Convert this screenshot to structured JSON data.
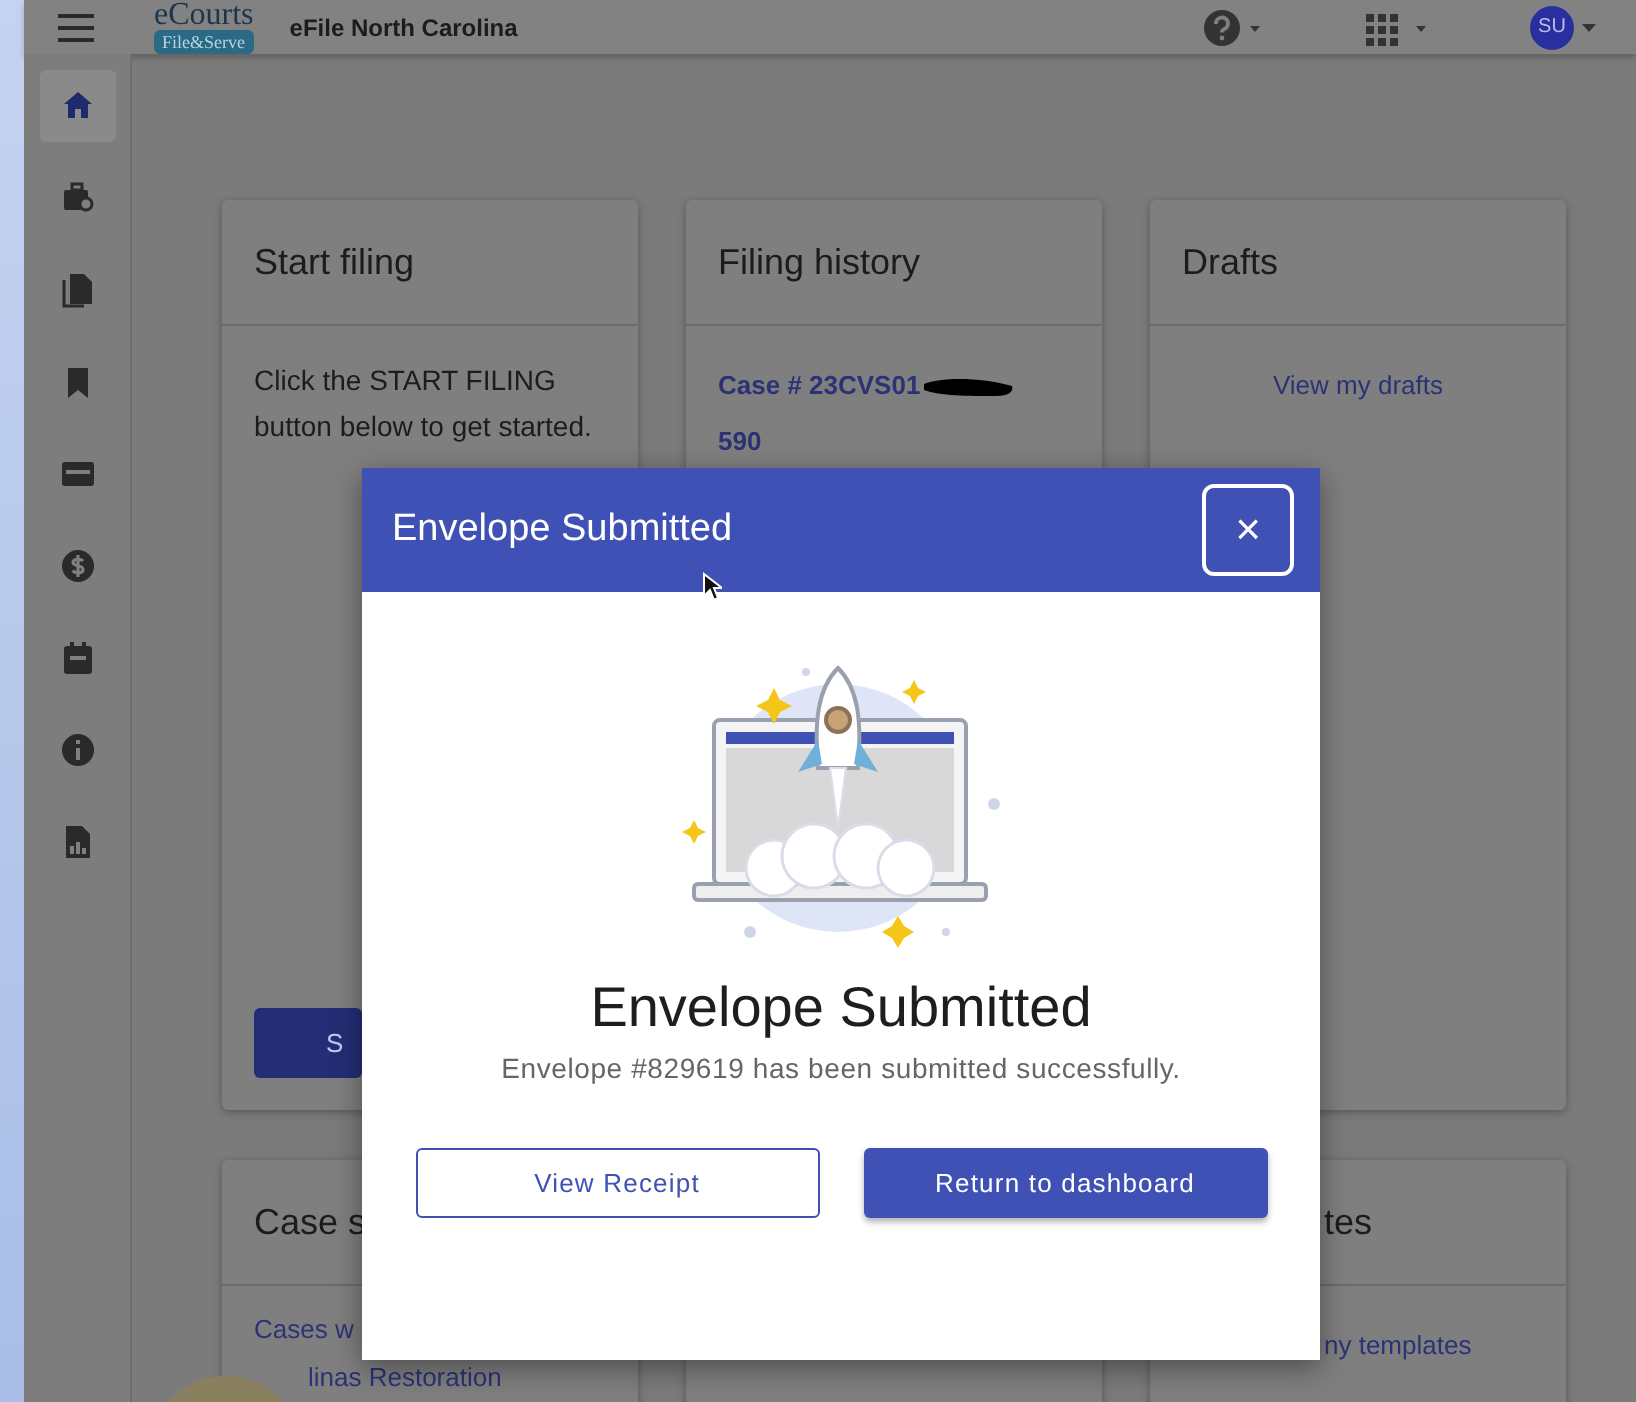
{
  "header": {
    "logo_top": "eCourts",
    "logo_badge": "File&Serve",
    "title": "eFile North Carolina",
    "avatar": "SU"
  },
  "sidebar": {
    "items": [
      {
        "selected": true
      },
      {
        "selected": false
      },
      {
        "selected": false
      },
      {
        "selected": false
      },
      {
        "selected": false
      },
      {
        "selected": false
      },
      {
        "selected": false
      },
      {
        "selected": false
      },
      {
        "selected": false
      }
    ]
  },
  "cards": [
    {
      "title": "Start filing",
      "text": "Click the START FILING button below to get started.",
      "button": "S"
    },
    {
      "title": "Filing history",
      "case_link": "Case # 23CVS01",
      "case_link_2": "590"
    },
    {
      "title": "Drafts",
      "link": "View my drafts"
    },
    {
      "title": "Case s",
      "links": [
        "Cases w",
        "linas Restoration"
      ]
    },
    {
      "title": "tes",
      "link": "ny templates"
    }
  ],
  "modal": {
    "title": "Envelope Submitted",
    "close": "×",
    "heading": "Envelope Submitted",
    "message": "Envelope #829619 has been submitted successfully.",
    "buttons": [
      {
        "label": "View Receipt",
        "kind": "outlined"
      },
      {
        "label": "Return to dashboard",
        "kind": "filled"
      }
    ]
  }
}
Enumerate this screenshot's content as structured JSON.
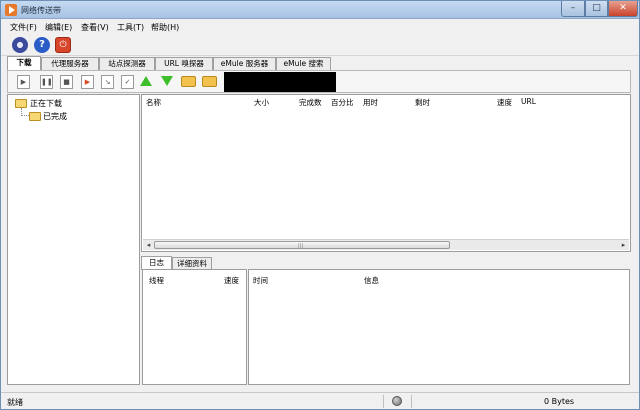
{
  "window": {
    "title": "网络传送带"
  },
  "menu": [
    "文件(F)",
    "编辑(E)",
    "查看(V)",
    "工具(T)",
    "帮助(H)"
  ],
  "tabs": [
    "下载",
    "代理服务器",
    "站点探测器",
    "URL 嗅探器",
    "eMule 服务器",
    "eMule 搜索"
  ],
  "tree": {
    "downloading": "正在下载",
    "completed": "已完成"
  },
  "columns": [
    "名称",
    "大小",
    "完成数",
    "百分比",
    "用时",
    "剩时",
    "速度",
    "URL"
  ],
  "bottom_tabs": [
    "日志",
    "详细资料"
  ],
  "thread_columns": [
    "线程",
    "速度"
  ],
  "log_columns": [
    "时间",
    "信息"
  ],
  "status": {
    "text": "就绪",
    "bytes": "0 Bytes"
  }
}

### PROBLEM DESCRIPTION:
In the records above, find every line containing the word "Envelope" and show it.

### TASK SOLUTION:
    "title": "Envelope Submitted",
    "heading": "Envelope Submitted",
    "message": "Envelope #829619 has been submitted successfully.",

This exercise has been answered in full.